*** PROVIDED ENTRIES ***
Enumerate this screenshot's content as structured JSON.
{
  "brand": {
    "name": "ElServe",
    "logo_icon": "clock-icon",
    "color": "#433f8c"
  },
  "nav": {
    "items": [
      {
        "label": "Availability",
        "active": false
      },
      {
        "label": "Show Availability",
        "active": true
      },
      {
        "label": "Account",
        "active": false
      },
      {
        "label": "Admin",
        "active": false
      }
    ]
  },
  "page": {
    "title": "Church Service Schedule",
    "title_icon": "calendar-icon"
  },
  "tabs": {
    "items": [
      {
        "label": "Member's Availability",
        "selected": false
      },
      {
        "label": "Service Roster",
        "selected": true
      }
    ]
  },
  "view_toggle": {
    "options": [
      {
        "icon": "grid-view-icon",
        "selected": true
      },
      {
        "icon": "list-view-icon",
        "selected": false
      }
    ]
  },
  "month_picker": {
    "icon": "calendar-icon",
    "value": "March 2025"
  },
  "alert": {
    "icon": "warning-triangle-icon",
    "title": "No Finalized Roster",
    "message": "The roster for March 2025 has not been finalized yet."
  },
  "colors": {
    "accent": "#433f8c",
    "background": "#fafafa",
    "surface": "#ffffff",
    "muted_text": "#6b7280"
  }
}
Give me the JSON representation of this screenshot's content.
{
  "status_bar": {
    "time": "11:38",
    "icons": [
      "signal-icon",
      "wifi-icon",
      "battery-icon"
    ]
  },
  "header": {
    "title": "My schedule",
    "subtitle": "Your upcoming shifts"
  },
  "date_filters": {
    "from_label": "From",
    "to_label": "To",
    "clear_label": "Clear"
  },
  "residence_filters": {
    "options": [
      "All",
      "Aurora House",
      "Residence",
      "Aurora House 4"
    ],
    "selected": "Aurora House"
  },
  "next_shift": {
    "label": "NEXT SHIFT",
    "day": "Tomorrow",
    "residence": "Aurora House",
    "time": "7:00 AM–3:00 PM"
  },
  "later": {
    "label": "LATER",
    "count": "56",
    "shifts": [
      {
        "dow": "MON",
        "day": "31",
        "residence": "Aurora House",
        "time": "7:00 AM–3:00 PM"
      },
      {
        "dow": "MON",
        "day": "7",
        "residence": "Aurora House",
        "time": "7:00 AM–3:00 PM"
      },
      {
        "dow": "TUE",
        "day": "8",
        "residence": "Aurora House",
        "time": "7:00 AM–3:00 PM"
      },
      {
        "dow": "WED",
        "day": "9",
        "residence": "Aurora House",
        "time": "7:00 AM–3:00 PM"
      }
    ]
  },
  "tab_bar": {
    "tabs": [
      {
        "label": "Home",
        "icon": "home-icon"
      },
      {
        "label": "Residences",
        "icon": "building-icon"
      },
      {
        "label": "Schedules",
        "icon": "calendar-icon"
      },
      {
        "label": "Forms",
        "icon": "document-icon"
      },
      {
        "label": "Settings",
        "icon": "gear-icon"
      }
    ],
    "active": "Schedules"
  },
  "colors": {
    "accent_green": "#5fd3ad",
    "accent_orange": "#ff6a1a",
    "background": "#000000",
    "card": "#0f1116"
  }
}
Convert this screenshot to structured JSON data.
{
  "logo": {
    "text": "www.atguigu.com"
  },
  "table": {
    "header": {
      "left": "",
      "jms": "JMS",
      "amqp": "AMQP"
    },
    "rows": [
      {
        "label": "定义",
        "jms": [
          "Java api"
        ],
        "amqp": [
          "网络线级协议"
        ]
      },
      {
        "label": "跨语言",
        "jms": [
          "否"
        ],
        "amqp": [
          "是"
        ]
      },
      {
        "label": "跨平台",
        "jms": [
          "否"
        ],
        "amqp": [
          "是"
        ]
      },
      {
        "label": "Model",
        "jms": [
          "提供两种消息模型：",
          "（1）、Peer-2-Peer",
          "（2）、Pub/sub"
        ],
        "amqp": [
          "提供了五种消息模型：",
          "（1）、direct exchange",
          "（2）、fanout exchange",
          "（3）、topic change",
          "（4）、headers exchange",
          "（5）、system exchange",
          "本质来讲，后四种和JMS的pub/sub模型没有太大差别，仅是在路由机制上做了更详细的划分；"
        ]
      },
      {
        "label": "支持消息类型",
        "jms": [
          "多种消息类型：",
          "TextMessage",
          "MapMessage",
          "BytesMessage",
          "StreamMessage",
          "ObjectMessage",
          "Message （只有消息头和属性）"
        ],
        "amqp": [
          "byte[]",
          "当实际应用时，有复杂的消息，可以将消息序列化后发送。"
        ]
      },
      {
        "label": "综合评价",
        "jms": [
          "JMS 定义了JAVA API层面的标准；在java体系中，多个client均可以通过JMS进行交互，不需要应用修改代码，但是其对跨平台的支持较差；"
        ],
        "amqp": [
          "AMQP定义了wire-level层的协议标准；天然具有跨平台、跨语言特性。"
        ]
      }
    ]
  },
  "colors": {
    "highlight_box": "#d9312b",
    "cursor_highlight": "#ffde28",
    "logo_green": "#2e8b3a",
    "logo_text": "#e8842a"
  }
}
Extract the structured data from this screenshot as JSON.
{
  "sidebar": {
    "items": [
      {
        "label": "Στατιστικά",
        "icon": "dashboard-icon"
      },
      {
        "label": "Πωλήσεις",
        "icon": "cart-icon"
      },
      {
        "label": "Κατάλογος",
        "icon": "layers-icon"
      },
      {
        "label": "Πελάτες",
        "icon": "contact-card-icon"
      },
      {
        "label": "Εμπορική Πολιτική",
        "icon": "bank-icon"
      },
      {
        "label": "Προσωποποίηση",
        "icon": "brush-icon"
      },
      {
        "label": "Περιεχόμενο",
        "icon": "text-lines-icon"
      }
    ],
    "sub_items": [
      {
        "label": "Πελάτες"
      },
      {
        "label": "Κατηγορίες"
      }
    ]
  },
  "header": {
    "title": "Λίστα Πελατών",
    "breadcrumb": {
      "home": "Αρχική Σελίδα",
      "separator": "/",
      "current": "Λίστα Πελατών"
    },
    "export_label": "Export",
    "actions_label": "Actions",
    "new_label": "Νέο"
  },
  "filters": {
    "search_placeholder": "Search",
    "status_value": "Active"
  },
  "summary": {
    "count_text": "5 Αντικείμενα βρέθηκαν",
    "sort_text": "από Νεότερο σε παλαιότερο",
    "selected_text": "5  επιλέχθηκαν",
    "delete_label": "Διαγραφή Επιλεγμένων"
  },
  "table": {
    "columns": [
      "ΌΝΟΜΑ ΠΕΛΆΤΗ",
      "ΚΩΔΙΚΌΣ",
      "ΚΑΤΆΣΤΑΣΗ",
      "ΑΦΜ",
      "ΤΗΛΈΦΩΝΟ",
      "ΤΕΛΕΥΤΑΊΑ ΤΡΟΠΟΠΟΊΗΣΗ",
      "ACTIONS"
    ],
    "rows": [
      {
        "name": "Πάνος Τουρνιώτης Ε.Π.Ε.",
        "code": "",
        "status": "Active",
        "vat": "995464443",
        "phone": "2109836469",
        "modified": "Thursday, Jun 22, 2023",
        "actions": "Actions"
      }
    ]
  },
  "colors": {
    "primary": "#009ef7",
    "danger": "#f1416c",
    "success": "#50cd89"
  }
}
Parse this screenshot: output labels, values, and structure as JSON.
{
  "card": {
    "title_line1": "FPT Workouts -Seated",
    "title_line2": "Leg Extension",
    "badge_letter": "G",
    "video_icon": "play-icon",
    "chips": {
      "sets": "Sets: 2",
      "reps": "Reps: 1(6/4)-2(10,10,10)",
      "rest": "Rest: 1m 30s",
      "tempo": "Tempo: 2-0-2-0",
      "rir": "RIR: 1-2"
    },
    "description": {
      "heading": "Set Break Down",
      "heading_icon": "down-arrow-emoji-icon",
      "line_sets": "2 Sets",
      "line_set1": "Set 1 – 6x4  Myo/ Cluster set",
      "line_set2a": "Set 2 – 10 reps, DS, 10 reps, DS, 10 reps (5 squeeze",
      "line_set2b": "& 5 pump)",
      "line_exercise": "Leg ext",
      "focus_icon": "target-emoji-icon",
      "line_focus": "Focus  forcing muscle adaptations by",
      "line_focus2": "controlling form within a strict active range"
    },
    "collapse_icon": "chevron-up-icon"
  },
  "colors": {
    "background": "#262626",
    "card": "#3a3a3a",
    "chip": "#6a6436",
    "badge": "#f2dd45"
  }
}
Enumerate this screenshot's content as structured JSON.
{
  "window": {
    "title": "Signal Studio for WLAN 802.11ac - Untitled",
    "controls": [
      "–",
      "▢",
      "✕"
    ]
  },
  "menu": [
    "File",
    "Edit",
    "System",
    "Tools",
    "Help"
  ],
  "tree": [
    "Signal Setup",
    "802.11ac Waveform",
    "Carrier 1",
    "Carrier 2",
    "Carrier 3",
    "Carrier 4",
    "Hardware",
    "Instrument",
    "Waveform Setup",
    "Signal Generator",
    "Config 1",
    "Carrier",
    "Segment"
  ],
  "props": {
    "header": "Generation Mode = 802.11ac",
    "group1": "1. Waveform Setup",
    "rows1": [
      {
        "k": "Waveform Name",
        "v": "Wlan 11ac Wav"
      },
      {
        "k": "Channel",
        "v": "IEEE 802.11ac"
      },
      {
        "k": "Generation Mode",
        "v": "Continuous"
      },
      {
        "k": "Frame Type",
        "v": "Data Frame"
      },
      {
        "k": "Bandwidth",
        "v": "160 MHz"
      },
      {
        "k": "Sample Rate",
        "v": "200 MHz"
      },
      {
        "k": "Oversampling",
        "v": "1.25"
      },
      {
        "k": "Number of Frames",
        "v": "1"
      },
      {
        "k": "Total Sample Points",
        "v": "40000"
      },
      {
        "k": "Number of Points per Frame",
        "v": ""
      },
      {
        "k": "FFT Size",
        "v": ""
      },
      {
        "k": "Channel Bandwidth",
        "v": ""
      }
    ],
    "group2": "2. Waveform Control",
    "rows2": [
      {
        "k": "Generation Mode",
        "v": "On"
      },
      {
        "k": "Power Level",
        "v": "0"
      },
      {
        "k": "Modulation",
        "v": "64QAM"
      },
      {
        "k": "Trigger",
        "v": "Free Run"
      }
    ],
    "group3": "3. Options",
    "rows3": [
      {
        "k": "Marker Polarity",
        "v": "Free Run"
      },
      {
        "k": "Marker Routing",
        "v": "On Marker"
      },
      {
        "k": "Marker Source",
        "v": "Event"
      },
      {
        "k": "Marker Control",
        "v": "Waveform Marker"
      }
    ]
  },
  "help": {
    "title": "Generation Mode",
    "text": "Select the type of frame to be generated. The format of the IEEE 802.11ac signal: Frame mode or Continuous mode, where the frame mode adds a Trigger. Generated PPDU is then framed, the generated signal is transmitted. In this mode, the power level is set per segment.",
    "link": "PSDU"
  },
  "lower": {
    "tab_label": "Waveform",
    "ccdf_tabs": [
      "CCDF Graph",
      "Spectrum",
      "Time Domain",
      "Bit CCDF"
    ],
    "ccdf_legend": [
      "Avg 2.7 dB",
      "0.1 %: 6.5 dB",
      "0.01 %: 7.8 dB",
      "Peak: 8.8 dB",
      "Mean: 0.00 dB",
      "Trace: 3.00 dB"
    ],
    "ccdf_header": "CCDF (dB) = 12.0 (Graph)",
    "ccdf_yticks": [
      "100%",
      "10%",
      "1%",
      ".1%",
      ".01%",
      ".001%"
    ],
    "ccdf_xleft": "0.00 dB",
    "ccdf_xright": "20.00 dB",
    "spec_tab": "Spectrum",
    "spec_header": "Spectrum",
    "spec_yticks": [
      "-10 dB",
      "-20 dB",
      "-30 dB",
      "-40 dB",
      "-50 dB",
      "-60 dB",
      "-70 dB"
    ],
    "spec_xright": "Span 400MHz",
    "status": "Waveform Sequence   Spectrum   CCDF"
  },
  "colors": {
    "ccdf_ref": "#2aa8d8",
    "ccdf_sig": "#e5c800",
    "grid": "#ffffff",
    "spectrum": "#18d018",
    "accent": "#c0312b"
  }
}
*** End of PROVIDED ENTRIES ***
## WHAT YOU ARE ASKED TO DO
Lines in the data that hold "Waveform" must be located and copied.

## SOLUTION TO THIS EXERCISE
    "802.11ac Waveform",
    "Waveform Setup",
    "group1": "1. Waveform Setup",
        "k": "Waveform Name",
    "group2": "2. Waveform Control",
        "v": "Waveform Marker"
    "tab_label": "Waveform",
    "status": "Waveform Sequence   Spectrum   CCDF"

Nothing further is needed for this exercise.